Step 9: Coat With Poly

I used Minwax oil modified clear satin poly to coat the table. The only reason I picked that type was because I had about a half gallon left over from refinishing the hardwood floors. It is a nice poly that dries quickly, but just about any poly or lacquer will do that suits your preference.

Wait 2 hours after each coat and sand lightly with a +220 grit sand paper. I applied a total of 8 coats, which might be overkill, but I wanted to protect the wood as much as I could.

After the final coat, I waited 24 hours hours before using to ensure the poly was fully dry.

Then just add chairs, food, people and dine away!

Maker Olympics Contest 2016

Participated in the
Maker Olympics Contest 2016

Wood Contest 2016

Participated in the
Wood Contest 2016



    • Classroom Science Contest

      Classroom Science Contest
    • Growing Beyond Earth Maker Contest

      Growing Beyond Earth Maker Contest
    • Beauty Tips Contest

      Beauty Tips Contest

    14 Discussions


    2 years ago

    Chairs are very expensive but i did not see that in your post. You did a great job of the table top, but you could have bought for a small cost.

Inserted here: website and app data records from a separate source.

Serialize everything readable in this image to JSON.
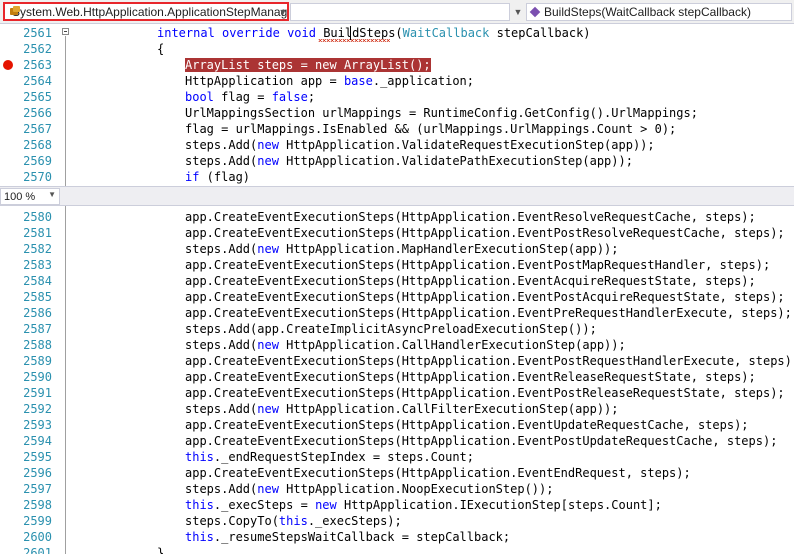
{
  "navbar": {
    "type_selector": "System.Web.HttpApplication.ApplicationStepManager",
    "member_selector": "BuildSteps(WaitCallback stepCallback)",
    "member_icon": "method-icon",
    "class_icon": "class-icon"
  },
  "zoom": {
    "level": "100 %"
  },
  "colors": {
    "keyword": "#0000ff",
    "type": "#2b91af",
    "breakpoint": "#e51400",
    "breakpoint_highlight": "#ab3434",
    "annotation": "#e8262b"
  },
  "top_pane": [
    {
      "n": "2561",
      "t": [
        [
          "kw",
          "internal "
        ],
        [
          "kw",
          "override "
        ],
        [
          "kw",
          "void "
        ],
        [
          "p",
          "BuildSteps("
        ],
        [
          "ty",
          "WaitCallback"
        ],
        [
          "p",
          " stepCallback)"
        ]
      ]
    },
    {
      "n": "2562",
      "t": [
        [
          "p",
          "{"
        ]
      ]
    },
    {
      "n": "2563",
      "bp": true,
      "t": [
        [
          "hl",
          "ArrayList steps = new ArrayList();"
        ]
      ]
    },
    {
      "n": "2564",
      "t": [
        [
          "p",
          "HttpApplication app = "
        ],
        [
          "kw",
          "base"
        ],
        [
          "p",
          "._application;"
        ]
      ]
    },
    {
      "n": "2565",
      "t": [
        [
          "kw",
          "bool"
        ],
        [
          "p",
          " flag = "
        ],
        [
          "kw",
          "false"
        ],
        [
          "p",
          ";"
        ]
      ]
    },
    {
      "n": "2566",
      "t": [
        [
          "p",
          "UrlMappingsSection urlMappings = RuntimeConfig.GetConfig().UrlMappings;"
        ]
      ]
    },
    {
      "n": "2567",
      "t": [
        [
          "p",
          "flag = urlMappings.IsEnabled && (urlMappings.UrlMappings.Count > 0);"
        ]
      ]
    },
    {
      "n": "2568",
      "t": [
        [
          "p",
          "steps.Add("
        ],
        [
          "kw",
          "new"
        ],
        [
          "p",
          " HttpApplication.ValidateRequestExecutionStep(app));"
        ]
      ]
    },
    {
      "n": "2569",
      "t": [
        [
          "p",
          "steps.Add("
        ],
        [
          "kw",
          "new"
        ],
        [
          "p",
          " HttpApplication.ValidatePathExecutionStep(app));"
        ]
      ]
    },
    {
      "n": "2570",
      "t": [
        [
          "kw",
          "if"
        ],
        [
          "p",
          " (flag)"
        ]
      ]
    },
    {
      "n": "",
      "t": [
        [
          "p",
          "{"
        ]
      ]
    }
  ],
  "bottom_pane": [
    {
      "n": "2580",
      "t": [
        [
          "p",
          "app.CreateEventExecutionSteps(HttpApplication.EventResolveRequestCache, steps);"
        ]
      ]
    },
    {
      "n": "2581",
      "t": [
        [
          "p",
          "app.CreateEventExecutionSteps(HttpApplication.EventPostResolveRequestCache, steps);"
        ]
      ]
    },
    {
      "n": "2582",
      "t": [
        [
          "p",
          "steps.Add("
        ],
        [
          "kw",
          "new"
        ],
        [
          "p",
          " HttpApplication.MapHandlerExecutionStep(app));"
        ]
      ]
    },
    {
      "n": "2583",
      "t": [
        [
          "p",
          "app.CreateEventExecutionSteps(HttpApplication.EventPostMapRequestHandler, steps);"
        ]
      ]
    },
    {
      "n": "2584",
      "t": [
        [
          "p",
          "app.CreateEventExecutionSteps(HttpApplication.EventAcquireRequestState, steps);"
        ]
      ]
    },
    {
      "n": "2585",
      "t": [
        [
          "p",
          "app.CreateEventExecutionSteps(HttpApplication.EventPostAcquireRequestState, steps);"
        ]
      ]
    },
    {
      "n": "2586",
      "t": [
        [
          "p",
          "app.CreateEventExecutionSteps(HttpApplication.EventPreRequestHandlerExecute, steps);"
        ]
      ]
    },
    {
      "n": "2587",
      "t": [
        [
          "p",
          "steps.Add(app.CreateImplicitAsyncPreloadExecutionStep());"
        ]
      ]
    },
    {
      "n": "2588",
      "t": [
        [
          "p",
          "steps.Add("
        ],
        [
          "kw",
          "new"
        ],
        [
          "p",
          " HttpApplication.CallHandlerExecutionStep(app));"
        ]
      ]
    },
    {
      "n": "2589",
      "t": [
        [
          "p",
          "app.CreateEventExecutionSteps(HttpApplication.EventPostRequestHandlerExecute, steps);"
        ]
      ]
    },
    {
      "n": "2590",
      "t": [
        [
          "p",
          "app.CreateEventExecutionSteps(HttpApplication.EventReleaseRequestState, steps);"
        ]
      ]
    },
    {
      "n": "2591",
      "t": [
        [
          "p",
          "app.CreateEventExecutionSteps(HttpApplication.EventPostReleaseRequestState, steps);"
        ]
      ]
    },
    {
      "n": "2592",
      "t": [
        [
          "p",
          "steps.Add("
        ],
        [
          "kw",
          "new"
        ],
        [
          "p",
          " HttpApplication.CallFilterExecutionStep(app));"
        ]
      ]
    },
    {
      "n": "2593",
      "t": [
        [
          "p",
          "app.CreateEventExecutionSteps(HttpApplication.EventUpdateRequestCache, steps);"
        ]
      ]
    },
    {
      "n": "2594",
      "t": [
        [
          "p",
          "app.CreateEventExecutionSteps(HttpApplication.EventPostUpdateRequestCache, steps);"
        ]
      ]
    },
    {
      "n": "2595",
      "t": [
        [
          "kw",
          "this"
        ],
        [
          "p",
          "._endRequestStepIndex = steps.Count;"
        ]
      ]
    },
    {
      "n": "2596",
      "t": [
        [
          "p",
          "app.CreateEventExecutionSteps(HttpApplication.EventEndRequest, steps);"
        ]
      ]
    },
    {
      "n": "2597",
      "t": [
        [
          "p",
          "steps.Add("
        ],
        [
          "kw",
          "new"
        ],
        [
          "p",
          " HttpApplication.NoopExecutionStep());"
        ]
      ]
    },
    {
      "n": "2598",
      "t": [
        [
          "kw",
          "this"
        ],
        [
          "p",
          "._execSteps = "
        ],
        [
          "kw",
          "new"
        ],
        [
          "p",
          " HttpApplication.IExecutionStep[steps.Count];"
        ]
      ]
    },
    {
      "n": "2599",
      "t": [
        [
          "p",
          "steps.CopyTo("
        ],
        [
          "kw",
          "this"
        ],
        [
          "p",
          "._execSteps);"
        ]
      ]
    },
    {
      "n": "2600",
      "t": [
        [
          "kw",
          "this"
        ],
        [
          "p",
          "._resumeStepsWaitCallback = stepCallback;"
        ]
      ]
    },
    {
      "n": "2601",
      "t": [
        [
          "p",
          "}"
        ]
      ]
    }
  ]
}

    If u were not working it is a great idea. if you are working how much is your time worth? if it was quick and easy I'd say yeah ok but this tabletop took the life out of you. at that point i would say it was not worth the effort. i know anyone reading this will start haranguing me for this post but sorry that is my frank opinion.

    4 replies

    Reply 2 years ago

    Chairs were mentioned in the post. I even included the link to the amazon page I purchased them from. They were $360 total.

    I made the table in my spare time as a hobby. It was fun, enjoyable and low cost!



    Reply 2 years ago

    sorry for my negative comment. u did a great job on it. I also enjoy wood working which is why I opened ur link. thanks for sharing


    Reply 2 years ago

    If you don't enjoy woodworking then no it is not worth the effort. This guy obviously enjoys woodwork and has the kit. While quick and easy is sometimes necessary, I personally think projects that aren't quick and easy are often the most fulfilling ones.


    Reply 2 years ago

    By the look of his work space I don't think its a stretch to say this is a hobby of his or his line of work. Woodworking is just a hobby for me and I take scrap wood to make new projects all the time, especially when my handmade product is more rewarding and better quality than the store bought product.


    2 years ago

    Awesome. I love the idea of having a table from reclaimed wood. Using the wood from your house makes a great story!

    1 reply

    2 years ago



    2 years ago

    Wow. Excellent work and a great explanation with enough detail to make it clear.


    2 years ago

    Wow! I just published a table with a top very similar to yours. Your's turned out beautifully! I love the idea of using reclaimed studs. It gives the table so much more history and meaning!

    1 reply